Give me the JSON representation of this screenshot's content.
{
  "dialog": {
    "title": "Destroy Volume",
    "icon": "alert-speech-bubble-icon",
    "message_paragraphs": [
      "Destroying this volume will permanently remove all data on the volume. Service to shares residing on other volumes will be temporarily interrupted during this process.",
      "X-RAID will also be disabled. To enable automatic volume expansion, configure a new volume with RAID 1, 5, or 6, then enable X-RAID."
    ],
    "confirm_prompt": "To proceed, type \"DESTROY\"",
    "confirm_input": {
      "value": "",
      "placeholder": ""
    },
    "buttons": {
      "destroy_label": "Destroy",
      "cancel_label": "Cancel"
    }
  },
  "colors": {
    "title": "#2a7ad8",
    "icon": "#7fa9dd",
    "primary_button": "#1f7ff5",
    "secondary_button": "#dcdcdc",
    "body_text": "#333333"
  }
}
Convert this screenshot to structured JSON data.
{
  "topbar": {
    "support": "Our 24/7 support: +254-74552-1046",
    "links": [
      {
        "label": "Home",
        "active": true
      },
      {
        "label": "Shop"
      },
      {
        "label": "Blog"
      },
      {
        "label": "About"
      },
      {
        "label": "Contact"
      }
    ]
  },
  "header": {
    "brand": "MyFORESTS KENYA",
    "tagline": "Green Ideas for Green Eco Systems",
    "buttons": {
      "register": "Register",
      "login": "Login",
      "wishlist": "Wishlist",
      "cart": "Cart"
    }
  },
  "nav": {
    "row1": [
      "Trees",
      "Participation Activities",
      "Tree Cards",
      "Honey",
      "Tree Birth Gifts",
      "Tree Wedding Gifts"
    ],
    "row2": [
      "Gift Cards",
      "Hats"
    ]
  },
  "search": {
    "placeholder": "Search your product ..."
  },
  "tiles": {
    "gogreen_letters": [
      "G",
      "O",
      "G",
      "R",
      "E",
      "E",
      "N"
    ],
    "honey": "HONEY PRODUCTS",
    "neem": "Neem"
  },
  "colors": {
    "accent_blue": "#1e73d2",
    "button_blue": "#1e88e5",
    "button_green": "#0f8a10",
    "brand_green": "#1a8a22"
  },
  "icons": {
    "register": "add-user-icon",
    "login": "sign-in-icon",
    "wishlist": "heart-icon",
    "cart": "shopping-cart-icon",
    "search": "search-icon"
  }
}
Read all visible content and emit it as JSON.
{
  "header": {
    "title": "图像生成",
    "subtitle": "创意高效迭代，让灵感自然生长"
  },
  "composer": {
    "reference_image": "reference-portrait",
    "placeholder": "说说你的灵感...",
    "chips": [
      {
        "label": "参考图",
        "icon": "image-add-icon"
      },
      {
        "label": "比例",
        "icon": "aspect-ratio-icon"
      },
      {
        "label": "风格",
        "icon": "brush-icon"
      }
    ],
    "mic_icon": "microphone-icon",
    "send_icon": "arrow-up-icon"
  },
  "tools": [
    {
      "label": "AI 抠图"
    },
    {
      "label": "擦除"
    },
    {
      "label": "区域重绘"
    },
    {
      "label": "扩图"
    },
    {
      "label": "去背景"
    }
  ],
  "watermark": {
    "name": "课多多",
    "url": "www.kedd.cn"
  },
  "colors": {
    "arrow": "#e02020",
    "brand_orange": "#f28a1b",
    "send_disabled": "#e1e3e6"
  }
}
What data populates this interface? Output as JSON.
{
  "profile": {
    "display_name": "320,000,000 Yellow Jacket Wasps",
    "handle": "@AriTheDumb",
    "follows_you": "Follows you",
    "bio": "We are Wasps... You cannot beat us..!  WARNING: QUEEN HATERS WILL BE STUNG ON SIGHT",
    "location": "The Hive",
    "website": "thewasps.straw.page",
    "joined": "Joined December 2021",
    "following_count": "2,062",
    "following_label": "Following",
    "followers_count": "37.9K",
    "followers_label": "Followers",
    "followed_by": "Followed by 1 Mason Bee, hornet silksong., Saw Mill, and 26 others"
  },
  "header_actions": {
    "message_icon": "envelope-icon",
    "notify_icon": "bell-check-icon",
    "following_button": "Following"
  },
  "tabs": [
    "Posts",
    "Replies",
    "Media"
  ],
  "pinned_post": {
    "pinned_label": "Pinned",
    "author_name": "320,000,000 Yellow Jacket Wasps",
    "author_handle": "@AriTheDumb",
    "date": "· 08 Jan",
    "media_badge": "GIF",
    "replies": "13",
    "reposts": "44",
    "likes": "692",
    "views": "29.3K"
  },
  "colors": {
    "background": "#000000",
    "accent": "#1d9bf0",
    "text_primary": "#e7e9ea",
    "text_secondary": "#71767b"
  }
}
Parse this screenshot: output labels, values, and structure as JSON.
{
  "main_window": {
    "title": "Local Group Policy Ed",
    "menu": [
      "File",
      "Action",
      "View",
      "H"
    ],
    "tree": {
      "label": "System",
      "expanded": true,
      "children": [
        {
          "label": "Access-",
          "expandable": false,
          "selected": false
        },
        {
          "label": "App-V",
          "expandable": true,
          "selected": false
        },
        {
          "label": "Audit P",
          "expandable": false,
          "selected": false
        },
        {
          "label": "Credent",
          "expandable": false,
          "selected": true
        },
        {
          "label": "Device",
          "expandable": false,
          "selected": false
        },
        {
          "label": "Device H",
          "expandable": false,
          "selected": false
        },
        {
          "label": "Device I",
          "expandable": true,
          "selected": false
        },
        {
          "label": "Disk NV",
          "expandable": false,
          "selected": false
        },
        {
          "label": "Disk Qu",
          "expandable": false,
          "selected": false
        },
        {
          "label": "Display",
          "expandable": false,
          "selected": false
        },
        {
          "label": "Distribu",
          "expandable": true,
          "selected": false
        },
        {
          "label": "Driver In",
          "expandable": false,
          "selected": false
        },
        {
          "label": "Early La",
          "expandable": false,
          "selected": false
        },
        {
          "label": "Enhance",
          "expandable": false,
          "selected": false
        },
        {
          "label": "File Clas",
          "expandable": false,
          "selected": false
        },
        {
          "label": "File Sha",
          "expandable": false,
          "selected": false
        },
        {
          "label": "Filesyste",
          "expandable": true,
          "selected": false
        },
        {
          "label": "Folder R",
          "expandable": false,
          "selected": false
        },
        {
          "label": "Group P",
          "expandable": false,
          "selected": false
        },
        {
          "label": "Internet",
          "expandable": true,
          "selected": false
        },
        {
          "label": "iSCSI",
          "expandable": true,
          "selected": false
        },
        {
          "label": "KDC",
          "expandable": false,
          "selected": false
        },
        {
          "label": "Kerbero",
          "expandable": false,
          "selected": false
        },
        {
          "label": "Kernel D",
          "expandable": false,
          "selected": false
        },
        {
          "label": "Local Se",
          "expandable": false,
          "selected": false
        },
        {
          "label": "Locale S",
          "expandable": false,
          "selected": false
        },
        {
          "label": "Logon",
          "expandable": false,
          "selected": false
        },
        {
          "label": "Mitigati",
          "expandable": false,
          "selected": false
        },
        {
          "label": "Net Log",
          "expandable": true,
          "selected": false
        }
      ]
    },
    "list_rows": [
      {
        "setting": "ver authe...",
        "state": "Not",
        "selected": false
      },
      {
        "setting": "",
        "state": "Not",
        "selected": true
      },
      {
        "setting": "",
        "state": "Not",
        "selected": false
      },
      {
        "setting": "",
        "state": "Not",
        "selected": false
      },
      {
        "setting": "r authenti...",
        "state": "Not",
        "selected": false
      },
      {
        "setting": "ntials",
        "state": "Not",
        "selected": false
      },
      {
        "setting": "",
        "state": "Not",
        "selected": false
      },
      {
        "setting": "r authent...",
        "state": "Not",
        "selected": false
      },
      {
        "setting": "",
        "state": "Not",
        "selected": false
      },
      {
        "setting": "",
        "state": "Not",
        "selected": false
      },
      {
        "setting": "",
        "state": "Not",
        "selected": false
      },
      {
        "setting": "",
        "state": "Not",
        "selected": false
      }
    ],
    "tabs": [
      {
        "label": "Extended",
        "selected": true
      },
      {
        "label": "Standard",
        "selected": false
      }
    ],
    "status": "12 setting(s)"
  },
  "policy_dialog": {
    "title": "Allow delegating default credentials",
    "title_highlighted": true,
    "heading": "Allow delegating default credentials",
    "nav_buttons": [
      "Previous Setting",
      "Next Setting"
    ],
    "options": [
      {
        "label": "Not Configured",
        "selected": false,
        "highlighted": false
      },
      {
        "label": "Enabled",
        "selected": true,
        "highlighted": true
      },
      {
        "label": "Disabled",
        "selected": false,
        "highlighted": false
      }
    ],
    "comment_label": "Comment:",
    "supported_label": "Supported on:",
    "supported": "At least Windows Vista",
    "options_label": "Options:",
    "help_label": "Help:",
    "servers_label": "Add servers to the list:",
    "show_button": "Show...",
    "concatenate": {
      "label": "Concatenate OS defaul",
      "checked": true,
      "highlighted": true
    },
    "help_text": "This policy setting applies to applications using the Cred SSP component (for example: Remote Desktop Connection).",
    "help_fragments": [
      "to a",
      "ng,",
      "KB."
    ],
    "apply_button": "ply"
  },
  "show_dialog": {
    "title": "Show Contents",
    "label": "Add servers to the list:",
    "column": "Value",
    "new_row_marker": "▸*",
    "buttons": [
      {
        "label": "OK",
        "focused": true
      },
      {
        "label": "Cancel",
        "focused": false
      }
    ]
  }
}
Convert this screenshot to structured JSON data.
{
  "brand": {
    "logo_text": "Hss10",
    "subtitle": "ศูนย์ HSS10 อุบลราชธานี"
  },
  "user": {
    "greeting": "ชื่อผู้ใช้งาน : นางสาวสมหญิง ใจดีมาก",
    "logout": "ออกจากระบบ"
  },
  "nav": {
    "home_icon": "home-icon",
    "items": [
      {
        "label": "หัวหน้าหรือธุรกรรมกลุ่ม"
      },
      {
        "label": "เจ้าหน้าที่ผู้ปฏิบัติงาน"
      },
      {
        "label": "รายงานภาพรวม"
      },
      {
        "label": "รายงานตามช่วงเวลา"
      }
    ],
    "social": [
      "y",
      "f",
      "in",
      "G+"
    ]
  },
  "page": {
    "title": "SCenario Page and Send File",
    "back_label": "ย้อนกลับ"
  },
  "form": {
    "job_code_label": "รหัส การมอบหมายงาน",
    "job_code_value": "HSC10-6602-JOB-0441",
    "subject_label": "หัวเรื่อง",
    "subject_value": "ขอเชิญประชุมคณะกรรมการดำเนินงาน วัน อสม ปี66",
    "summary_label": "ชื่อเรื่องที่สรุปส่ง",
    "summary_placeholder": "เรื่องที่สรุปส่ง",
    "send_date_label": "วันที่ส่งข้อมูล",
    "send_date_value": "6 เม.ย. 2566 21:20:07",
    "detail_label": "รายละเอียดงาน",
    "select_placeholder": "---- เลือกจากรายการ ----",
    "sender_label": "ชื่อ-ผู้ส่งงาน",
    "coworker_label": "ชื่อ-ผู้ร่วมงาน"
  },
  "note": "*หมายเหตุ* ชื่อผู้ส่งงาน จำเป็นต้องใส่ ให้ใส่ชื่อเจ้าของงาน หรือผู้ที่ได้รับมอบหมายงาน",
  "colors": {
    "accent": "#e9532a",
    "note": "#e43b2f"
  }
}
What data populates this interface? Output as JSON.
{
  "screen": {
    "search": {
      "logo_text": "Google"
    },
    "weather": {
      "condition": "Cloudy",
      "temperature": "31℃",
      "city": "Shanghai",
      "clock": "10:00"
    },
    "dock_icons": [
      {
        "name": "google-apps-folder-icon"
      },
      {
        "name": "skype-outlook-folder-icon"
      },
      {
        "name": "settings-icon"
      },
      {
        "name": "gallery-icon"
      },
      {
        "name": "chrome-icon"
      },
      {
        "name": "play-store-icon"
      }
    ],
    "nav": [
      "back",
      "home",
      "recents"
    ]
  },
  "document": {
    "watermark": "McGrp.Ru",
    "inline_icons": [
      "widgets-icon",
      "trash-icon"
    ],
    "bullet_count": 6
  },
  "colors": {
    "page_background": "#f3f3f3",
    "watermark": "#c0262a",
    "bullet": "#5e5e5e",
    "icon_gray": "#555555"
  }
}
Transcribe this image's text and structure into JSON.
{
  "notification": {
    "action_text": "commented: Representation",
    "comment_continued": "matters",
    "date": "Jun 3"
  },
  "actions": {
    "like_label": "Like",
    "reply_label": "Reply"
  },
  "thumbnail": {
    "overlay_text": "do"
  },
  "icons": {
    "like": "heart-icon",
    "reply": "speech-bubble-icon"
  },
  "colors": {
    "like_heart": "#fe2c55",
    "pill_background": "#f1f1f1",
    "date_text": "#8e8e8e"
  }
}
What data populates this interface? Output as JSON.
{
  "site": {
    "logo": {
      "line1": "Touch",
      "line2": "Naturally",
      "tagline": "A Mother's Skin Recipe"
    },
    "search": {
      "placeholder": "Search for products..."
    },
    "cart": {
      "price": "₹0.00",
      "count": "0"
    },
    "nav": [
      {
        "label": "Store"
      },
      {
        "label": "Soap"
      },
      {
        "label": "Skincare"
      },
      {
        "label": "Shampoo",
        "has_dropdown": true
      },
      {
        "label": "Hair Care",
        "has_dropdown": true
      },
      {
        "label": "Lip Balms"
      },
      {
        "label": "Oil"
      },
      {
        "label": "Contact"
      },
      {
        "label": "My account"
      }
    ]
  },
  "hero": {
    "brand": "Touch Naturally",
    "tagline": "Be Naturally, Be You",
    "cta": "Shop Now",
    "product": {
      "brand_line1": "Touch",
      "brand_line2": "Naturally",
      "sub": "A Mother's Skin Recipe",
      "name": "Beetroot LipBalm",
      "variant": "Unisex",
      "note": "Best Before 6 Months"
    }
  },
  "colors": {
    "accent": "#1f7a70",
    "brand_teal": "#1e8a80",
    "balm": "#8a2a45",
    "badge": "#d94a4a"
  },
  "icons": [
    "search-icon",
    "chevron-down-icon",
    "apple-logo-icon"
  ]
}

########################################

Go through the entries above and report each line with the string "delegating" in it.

    "title": "Allow delegating default credentials",
    "heading": "Allow delegating default credentials",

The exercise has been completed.